August 03, 2012
While the major emphasis in the handling of Third Party Automobile Negligence Claims focuses upon the issue of what constitutes a Serious Impairment of a Body Function and the claims for noneconomic damages that flow from a threshold level injury, there are other ways plaintiffs and their attorneys will seek to build up their claims. The No Fault Act, in addition to allowing a claim for noneconomic damages if the threshold injury requirement has been met, also allows recovery for certain types of economic loss. In a decision released by the Supreme Court on July 30, 2012, in the case of Johnson v Recca, No. 143088, the high court addressed the issue of whether the claims for excess economic loss can include “Replacement Services.”
As we all know, the no fault law provides the payment of many types of benefits to a person injured in an automobile accident. One of these benefits is known as “Replacement Services.” By statute this is defined in MCLA 500.3107. It states:
(c) Expenses not exceeding $20.00 per day, reasonably incurred in obtaining ordinary and necessary services in lieu of those that, if he or she had not been injured, an injured person would have performed during the first 3 years after the date of the accident, not for income but for the benefit of himself or herself or of his or her dependent.
This is also referred to as household services.
In the normal context of handling a Third Party Automobile Negligence claim, rarely is much thought given to this provision. There are some circumstances though where a claim is brought not only for the noneconomic damages assuming a threshold level injury, but also for “excess economic loss.” In fact this type of claim is allowed by the no fault law. The statute provides:

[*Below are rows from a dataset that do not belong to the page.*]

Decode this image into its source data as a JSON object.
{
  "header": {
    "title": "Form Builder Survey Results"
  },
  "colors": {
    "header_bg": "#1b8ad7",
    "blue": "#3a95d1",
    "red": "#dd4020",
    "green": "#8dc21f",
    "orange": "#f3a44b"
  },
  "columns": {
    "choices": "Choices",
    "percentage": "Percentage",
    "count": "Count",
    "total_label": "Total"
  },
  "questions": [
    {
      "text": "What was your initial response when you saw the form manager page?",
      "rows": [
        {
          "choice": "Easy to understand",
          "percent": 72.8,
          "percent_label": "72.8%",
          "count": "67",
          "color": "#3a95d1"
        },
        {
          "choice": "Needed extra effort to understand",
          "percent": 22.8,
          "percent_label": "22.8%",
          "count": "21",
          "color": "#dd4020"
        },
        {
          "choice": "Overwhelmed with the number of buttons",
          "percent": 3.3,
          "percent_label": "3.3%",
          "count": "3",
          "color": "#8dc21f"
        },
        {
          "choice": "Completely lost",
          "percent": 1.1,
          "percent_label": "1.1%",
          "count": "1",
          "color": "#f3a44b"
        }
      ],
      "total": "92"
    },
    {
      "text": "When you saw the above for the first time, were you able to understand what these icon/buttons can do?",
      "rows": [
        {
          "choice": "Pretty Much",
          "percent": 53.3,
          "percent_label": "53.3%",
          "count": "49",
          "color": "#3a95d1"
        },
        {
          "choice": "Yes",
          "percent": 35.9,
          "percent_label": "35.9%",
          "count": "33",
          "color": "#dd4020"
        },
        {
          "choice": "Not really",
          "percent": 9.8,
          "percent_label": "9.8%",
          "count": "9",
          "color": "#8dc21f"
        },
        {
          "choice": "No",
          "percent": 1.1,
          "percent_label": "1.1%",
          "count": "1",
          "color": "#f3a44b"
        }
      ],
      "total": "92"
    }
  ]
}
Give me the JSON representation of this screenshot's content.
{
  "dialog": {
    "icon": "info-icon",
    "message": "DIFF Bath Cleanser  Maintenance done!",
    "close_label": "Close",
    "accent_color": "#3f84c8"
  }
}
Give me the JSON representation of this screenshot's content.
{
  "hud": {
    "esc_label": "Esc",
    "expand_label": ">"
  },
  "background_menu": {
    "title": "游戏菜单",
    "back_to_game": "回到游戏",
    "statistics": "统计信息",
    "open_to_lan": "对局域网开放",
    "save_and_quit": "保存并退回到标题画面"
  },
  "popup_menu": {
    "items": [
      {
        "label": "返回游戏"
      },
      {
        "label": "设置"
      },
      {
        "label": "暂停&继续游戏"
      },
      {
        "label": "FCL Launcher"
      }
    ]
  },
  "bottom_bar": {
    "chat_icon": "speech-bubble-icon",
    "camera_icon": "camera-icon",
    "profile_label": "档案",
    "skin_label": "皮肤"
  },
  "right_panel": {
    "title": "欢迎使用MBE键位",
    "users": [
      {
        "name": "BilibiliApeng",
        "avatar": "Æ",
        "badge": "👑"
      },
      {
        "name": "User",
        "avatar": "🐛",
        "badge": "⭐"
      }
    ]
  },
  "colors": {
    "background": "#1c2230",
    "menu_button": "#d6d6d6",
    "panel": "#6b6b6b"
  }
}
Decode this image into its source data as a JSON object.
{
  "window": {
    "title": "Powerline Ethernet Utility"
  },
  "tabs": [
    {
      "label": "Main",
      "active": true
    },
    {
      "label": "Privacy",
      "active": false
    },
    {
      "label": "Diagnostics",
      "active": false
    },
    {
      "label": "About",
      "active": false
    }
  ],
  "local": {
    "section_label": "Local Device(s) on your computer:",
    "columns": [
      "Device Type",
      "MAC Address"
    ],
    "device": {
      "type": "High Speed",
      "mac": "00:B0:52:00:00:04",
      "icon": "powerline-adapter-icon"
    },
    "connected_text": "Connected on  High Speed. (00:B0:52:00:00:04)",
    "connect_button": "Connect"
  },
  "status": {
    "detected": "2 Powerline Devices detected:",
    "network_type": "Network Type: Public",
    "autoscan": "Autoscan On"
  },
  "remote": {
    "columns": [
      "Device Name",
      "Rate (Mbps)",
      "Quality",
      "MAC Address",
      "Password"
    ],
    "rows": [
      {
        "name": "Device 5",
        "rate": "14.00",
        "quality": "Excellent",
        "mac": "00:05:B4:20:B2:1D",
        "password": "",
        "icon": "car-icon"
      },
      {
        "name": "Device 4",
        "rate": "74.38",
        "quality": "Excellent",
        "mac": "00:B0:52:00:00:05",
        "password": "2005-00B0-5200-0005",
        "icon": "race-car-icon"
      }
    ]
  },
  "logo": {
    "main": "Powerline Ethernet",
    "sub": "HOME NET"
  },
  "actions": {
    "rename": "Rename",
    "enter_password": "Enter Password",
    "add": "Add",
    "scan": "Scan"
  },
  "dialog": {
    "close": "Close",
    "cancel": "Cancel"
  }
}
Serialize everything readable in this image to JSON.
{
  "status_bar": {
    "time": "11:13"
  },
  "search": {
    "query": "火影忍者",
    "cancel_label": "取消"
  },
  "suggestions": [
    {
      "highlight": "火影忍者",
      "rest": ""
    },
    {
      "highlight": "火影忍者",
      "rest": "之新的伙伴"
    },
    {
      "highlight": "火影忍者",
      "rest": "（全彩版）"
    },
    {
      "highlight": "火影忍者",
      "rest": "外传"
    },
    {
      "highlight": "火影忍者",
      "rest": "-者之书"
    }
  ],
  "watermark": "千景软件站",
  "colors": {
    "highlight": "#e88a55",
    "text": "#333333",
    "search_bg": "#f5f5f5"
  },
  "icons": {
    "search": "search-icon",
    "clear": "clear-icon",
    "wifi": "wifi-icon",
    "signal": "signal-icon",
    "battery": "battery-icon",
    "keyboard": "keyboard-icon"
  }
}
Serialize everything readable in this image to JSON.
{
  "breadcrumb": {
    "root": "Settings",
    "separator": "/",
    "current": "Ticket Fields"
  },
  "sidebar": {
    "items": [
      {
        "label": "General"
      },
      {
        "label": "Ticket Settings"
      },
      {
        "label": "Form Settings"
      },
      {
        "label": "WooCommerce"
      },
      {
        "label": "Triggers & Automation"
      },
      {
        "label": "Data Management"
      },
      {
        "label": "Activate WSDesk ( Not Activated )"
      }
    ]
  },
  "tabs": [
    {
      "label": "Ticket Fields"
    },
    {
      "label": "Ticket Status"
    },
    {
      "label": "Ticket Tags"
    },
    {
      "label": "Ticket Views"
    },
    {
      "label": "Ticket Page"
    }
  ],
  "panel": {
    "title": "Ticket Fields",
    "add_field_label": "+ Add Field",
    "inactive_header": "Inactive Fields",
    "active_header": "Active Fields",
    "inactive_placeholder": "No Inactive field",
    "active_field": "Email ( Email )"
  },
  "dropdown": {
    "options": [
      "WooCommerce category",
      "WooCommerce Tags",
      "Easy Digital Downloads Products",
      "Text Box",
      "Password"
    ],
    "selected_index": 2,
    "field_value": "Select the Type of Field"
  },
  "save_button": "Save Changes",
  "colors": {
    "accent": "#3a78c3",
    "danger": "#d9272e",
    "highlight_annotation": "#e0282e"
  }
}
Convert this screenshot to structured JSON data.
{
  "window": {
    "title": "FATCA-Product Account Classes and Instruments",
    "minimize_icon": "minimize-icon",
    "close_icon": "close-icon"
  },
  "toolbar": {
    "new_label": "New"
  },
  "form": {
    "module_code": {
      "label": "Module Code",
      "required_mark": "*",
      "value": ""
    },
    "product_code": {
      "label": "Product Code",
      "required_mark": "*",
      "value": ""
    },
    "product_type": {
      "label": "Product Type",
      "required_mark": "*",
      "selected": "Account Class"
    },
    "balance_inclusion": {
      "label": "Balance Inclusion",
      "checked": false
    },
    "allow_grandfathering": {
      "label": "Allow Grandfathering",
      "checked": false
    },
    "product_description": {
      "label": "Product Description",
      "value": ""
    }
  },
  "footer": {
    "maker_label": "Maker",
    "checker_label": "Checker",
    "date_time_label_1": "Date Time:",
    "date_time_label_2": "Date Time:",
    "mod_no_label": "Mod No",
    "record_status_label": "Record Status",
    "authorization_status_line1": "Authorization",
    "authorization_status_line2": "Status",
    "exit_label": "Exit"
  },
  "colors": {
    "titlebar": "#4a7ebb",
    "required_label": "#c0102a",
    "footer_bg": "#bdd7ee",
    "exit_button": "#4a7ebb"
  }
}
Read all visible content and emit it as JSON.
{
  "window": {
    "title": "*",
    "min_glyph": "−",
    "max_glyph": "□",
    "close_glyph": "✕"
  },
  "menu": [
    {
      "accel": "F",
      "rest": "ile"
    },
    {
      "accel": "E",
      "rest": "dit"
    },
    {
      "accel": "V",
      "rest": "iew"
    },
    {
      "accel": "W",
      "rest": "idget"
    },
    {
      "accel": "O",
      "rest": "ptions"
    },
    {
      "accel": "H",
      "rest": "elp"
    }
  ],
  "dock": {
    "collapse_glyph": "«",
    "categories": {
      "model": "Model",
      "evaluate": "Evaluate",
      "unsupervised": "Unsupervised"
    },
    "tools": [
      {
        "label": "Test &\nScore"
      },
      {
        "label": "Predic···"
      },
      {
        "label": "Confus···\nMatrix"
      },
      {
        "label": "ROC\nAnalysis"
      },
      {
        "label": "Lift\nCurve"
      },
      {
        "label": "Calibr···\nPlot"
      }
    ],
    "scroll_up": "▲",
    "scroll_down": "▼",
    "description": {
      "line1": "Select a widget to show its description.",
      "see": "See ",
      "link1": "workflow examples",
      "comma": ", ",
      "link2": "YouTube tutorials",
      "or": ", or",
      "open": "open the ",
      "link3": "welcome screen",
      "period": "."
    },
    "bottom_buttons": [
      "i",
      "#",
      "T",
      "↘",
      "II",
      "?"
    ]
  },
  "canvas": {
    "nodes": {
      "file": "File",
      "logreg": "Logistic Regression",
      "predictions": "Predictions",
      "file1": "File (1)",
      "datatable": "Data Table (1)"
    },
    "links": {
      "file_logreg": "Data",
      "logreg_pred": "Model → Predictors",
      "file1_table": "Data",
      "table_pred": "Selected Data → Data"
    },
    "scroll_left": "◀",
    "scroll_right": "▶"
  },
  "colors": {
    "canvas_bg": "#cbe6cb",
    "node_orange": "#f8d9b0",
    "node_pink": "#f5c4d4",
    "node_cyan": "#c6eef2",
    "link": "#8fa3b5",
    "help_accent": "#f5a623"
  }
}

(c) Damages for allowable expenses, work loss, and survivor’s loss as defined in [MCL 500.3107 to MCL 500.3110] in excess of the daily, monthly, and 3-year limitations contained in those sections.
Most commonly, what will be claimed is excess work loss. Someone claims an injury that causes them a disability that lasts longer than three years. What has been occurring more frequently though is that plaintiff attorneys have been claiming that their clients should also be entitled to excess replacement services as part of their damages. The allegation will be that even after three years the injured party will still need assistance with household chores and they should be compensated.
As can be seen from the language of the statute above, absent is any statement that replacement services could be claimed as an excess economic loss. Through a variety of methods, plaintiff attorneys have argued that they were allowed to make a claim for excess replacement services.
In the case of Johnson v Recca, the Supreme Court addressed the issue for the first time. The Court of Appeals had ruled at 292 Mich App 238, 249 (2011) that replacement services could be claimed as an excess economic loss. The defendant appealed and argued that the Courts were bound to the language of the statute. Since there was nothing in the statute giving the ability to make this type of claim, the Courts could not create this right otherwise. The only claims that were allowed in the statute are for excess “allowable expenses, work loss and survivor’s loss.”
The Supreme Court, in a 4 to 3 decision, reversed the Court of Appeals decision and clearly held that one cannot claim replacement services as an element of damage in a third party auto negligence case.
In a third-party tort action, damages for excess allowable expenses, work loss, and survivor’s loss are recoverable pursuant to MCL 500.3135(3)(c). Because replacement services are not among the categories listed in MCL 500.3135(3)(c), damages for replacement services are not recoverable in such an action.
In the event a claim is made and a plaintiff asserts a claim for excess replacement services, this is clearly now not a compensable loss.
GARAN LUCOW MILLER ANNOUNCES ROSALIND ROCHKIND SELECTED AS “2012 WOMEN IN THE LAW”
It is with great pleasure that we announce that Rosalind Rochkind of our Appellate Department, has been selected as one of the top 20 outstanding members of Michigan’s legal community, Michigan Lawyers Weekly – 2012 Women in the Law!
The winners were selected by a committee based on their outstanding professional accomplishments, mentoring and community involvement.
GARAN LUCOW MILLER SPONSOR’S THE 2012 CHERRY ROUBAIX BICYCLE RACE IN TRAVERSE CITY
The 4th Annual Cherry-Roubaix bicycle race, sponsored by Garan Lucow Miller, P.C., will be held from August 10th through the 12th, 2012, on the streets of Traverse City, Michigan and neighboring Leelanau County, and will feature the 2012 State Road Race Championships. There will also be a charity fun ride out Old Mission Peninsula. Please see the event website at www.cherry-roubaix.com for more details.
Please mark your calendars to join us at this exciting event. Garan Lucow Miller will be hosting special events during all three days including a VIP viewing area at Saturday’s race. Please advise Peter Worden, in our Traverse City office at (231) 941-1611 or email@example.com, if you will be available to join in the festivities.
FOR THE TROY BREAKFAST SEMINAR
WHEN: THURSDAY, AUGUST 30, 2012
WHERE: TROY MARRIOTT 200 W. BIG BEAVER, TROY, MI 48084
TIME: CONTINENTAL BREAKFAST/CHECK IN – 8:00 A.M. – 9:00 A.M.
SEMINAR: 9:00 A.M. – 1:30 P.M.